SPOTLIGHT ON MATRICULANTS' LIST OF SET BOOKS
The Minister of Education, Professor Kader Asmal, today expressed his concern over the comments made by a group of 4 teachers to an evaluation panel in the Gauteng Province about Nadine Gordimer's book, July's People, as well as books by a number of other authors. He said the comments were ill informed, pedagogically unsound and smacked of anti-intellectualism. For the Minister, the comments about Ms Gordimer's work were most insulting, given her stature and reputation as a world-renowned writer and opponent of apartheid. He had conveyed these sentiments to Ms Gordimer in a telephone call from Dublin, where he is presently on a visit. He also found the comments about the suitability of various Shakespearean works to be lacking in appreciation of their literary value.
The Minister said that part of the problem lies with involving groups of people in decisions about such matters who do not appreciate the implications of what they are doing and the harm that they can cause through poor evaluation techniques. Whilst he was not in favour of returning to a strongly centralised approach, as had existed under apartheid, he said he would discuss a national approach to the development of prescribed reading lists with his provincial colleagues at the next meeting of the Council of Education Ministers.
The Minister welcomed the statement from the Gauteng Department of Education in which it distanced itself from the views presented to the evaluation panel. He also noted the fact that as yet no decisions on the new set works to be used in 2002 had been taken by the Gauteng Department

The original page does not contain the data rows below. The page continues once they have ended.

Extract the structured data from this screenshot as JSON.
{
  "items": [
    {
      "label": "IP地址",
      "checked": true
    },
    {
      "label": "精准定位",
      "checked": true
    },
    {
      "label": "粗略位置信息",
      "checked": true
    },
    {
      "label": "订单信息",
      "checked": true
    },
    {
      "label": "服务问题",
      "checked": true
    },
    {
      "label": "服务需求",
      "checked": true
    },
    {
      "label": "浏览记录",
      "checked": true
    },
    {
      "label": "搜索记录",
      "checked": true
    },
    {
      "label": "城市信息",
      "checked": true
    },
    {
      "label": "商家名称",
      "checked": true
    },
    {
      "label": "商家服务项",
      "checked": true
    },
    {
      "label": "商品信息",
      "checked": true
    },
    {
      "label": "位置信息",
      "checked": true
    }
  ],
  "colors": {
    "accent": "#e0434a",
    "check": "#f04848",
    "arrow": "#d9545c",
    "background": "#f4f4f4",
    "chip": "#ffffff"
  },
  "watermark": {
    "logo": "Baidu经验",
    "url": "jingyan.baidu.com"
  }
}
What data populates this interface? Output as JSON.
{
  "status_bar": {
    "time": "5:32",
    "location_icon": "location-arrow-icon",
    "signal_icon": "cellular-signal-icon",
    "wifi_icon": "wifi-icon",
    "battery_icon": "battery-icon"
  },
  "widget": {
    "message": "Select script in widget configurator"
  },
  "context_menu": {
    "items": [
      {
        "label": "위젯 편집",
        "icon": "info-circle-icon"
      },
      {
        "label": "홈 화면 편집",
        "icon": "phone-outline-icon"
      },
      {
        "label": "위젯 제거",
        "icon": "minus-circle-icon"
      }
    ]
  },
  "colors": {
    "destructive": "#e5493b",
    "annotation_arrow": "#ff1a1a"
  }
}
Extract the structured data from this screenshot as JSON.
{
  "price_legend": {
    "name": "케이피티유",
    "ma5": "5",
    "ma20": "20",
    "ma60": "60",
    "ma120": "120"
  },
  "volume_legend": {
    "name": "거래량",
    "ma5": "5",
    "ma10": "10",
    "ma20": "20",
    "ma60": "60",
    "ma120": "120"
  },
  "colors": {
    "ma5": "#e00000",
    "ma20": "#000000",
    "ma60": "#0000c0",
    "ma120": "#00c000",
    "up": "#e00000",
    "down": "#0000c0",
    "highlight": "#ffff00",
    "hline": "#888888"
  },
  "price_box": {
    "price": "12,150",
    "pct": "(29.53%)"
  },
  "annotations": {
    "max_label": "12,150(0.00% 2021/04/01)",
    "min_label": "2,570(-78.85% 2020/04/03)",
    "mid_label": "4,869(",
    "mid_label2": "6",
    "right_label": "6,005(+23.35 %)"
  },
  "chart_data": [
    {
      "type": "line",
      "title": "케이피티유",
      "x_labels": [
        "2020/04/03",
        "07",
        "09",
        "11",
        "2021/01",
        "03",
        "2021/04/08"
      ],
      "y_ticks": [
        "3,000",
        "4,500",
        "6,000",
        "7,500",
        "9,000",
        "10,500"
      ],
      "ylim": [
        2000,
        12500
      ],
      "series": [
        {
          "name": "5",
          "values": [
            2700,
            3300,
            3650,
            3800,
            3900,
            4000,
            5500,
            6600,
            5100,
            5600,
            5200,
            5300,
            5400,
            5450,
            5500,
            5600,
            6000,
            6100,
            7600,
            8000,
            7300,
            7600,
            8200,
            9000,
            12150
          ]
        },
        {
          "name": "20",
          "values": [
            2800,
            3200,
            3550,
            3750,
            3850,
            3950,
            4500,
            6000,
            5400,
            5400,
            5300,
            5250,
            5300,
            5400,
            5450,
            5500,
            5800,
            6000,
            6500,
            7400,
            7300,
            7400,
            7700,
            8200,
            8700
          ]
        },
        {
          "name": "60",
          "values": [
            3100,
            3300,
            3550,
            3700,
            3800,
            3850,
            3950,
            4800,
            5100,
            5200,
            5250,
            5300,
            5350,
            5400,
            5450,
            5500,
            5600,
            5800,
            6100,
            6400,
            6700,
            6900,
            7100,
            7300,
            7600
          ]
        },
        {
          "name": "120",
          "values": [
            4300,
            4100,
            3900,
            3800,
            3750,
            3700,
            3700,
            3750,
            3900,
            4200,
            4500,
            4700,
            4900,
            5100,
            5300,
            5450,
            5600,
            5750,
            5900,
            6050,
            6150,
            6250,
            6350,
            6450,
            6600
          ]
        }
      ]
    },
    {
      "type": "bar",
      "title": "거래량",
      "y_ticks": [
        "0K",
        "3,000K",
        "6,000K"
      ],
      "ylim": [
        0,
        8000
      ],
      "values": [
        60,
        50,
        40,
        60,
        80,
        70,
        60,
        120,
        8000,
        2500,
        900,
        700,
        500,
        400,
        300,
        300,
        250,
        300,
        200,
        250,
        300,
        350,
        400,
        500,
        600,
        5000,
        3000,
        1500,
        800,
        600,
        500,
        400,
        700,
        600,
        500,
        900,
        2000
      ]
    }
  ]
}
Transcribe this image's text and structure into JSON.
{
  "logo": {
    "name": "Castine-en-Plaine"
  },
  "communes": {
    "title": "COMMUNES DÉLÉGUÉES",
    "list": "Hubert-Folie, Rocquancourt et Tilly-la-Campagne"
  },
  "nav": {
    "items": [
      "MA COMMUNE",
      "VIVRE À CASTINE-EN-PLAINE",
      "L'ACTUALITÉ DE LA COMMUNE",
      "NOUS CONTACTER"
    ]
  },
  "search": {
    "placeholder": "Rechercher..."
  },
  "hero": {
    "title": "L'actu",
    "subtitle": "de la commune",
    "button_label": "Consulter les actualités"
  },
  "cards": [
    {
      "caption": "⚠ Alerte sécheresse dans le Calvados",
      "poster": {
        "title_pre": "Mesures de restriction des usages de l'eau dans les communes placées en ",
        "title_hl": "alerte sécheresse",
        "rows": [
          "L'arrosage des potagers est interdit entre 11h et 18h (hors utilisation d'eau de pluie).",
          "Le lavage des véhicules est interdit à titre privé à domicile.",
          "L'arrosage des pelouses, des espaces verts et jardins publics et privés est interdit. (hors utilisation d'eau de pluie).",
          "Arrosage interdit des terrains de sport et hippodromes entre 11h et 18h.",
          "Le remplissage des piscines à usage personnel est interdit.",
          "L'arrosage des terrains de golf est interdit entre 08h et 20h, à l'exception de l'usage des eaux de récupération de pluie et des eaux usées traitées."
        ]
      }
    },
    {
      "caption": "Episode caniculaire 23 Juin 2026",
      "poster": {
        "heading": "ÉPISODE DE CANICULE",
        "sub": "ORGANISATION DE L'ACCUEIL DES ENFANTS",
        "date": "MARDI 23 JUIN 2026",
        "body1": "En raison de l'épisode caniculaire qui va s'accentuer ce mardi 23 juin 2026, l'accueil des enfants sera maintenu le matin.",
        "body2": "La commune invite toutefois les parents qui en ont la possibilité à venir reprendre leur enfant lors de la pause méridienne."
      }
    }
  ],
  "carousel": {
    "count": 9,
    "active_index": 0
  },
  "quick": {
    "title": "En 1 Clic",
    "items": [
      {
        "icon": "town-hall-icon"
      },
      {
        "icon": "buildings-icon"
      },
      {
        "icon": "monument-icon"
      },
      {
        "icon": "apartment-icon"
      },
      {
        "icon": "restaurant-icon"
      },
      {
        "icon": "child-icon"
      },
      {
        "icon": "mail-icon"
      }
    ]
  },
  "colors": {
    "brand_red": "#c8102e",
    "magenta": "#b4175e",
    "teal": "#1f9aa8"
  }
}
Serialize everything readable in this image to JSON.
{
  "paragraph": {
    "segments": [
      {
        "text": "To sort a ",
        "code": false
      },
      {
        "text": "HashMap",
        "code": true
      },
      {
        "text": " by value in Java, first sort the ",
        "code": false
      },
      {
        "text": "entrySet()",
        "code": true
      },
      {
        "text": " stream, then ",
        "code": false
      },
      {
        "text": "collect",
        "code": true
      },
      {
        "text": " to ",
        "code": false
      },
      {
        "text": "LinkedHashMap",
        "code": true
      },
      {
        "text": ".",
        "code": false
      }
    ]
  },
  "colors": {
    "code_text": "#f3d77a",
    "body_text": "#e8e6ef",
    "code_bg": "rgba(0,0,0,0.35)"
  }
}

In the meantime, he called on the MEC for Education in Gauteng to undertake an investigation into how it was possible for such comments to be made public and to ensure that procedures are put in place to prevent a repeat of this embarrassing incident. Experts with a proper appreciation for literature should be given the task of making assessments about what books should be used.
The Minister also acknowledged the need and rationale for the list of approved books to be amended from time to time, as this would ensure that a good rotation of reading material is made available to schools.
He indicated that students should be subjected to a broad variety of literary styles and traditions and that it was as important to ensure that students develop an ability to critically understand and evaluate what they are reading.
The Minister also expressed his concern about the irresponsible manner in which this matter was covered in some international media reports, especially in the United Kingdom and United States of America. Some of the coverage in this regard argued that the Gauteng Province had either banned the books or made a decision to exclude them from the list of new set works. These reports are clearly untrue and misleading. The Minister would like to urge the journalists concerned to report on the facts rather than succumbing to sensational journalism.
Contact: Molatwane Likhethe at 082 573 0397
Issued by Ministry of Education
19 April 2001